EAPS Graduate Student Studying Glacial Meltwater Using DNA Tracers
Writer(s): Logan Judy
From spending most of her life in one state to traveling the country to study hydrogeology, Jordyn Miller experienced quite the transition when she came to EAPS.
“The majority of traveling my family did was driving two hours to the beach,” she said, “so I never saw the western part of the United States before coming here.”
Miller was born and raised in the state of Pennsylvania, where she attended Wilkes University and received a Bachelor of Science degree in Mechanical Engineering. Shortly after, she began working for an aerospace company designing jet engine components. However, she soon had an itch to pursue something that would take her out of the office.
“I felt trapped in my cubicle all day at my engineering job, and I love the outdoors, so I was sitting at my desk one day wondering, ‘How can I combine these two disciplines?’”
Now, as a PhD student in EAPS, she has. Her research destinations have included Mt. Hood National Forest, Oregon and Glacier National Park, Montana, as well as being a field assistant for other research in Death Valley, California and the Pacific Northwest. Her advisor, Dr. Marty Frisbee, has a similar background – he also obtained an engineering degree before fostering a passion for geology, and hydrogeology in particular. Now in her third year, Miller studies the dynamics between melting alpine glaciers and its impacts on groundwater, which can have significant implications for communities in those areas.

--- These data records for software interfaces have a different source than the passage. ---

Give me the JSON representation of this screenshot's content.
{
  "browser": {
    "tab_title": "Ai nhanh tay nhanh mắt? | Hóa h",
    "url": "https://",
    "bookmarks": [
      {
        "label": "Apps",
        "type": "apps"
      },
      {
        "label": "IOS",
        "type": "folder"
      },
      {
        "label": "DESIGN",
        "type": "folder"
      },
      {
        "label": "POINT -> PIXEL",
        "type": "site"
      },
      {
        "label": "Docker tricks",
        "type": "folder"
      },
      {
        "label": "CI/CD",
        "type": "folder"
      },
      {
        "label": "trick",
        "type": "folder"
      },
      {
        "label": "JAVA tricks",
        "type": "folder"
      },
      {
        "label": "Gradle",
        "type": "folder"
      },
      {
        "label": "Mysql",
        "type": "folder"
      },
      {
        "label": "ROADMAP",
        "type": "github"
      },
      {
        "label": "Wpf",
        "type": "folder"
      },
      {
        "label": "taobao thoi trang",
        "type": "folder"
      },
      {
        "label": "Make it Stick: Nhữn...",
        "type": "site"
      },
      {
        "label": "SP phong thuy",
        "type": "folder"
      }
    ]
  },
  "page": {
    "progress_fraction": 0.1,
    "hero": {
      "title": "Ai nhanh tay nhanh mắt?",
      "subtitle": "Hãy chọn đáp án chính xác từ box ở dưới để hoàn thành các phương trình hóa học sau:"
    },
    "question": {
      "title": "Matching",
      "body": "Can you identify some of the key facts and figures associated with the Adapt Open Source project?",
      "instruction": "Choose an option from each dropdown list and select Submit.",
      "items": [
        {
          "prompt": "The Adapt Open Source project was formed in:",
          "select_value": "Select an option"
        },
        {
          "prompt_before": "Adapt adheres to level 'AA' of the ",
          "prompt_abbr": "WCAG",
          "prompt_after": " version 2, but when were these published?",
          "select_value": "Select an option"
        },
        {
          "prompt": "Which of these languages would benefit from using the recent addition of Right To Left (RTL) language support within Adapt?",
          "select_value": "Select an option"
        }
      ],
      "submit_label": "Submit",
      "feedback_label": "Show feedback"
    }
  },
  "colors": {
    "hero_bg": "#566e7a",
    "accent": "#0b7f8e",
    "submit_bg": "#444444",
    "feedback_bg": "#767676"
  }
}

“People use water that comes from glacial melt,” she said. “For example, communities living close to Himalayan glaciers depend on surface meltwater for basic needs. As the glaciers retreat and eventually disappear, the water resources will also change. I suspect the same will happen around Mt. Hood and in Glacier National Park.”
Part of that research entails tracking where the glacial meltwater goes. That presents logistical challenges – challenges that Miller hopes to solve with an unconventional and multidisciplinary approach, one which resulted in her receiving a fellowship. Working with Dr. Trinity Hamilton of the University of Minnesota, she hopes to identify biological signatures in glacial ice in order to track groundwater flow.
“We’re using DNA as a tracer,” she said. “The DNA from organisms and microbes that live in glacial ice theoretically will be traveling within the water and through the ground. Then, assuming this is happening, they should be present in the spring water exiting elsewhere on the mountain and surrounding region. This offers a unique connection between the glacier and mountain groundwater”
Because of this innovative research proposal, she was awarded the CUAHSI Pathfinder Fellowship, which provides travel funds to students in hydrology and other related fields of study to collaborate with researchers outside of their field to enhance their research. The fellowship covers travel costs up to $5,000 and is provided by the Consortium of Universities for the Advancement of Hydrologic Science, Inc., a National Science Foundation-sponsored organization. Miller plans to take multiple trips to work with Dr. Hamilton at the University of Minnesota, as well as complete another field campaign to Mt. Hood and Glacier National Park this summer.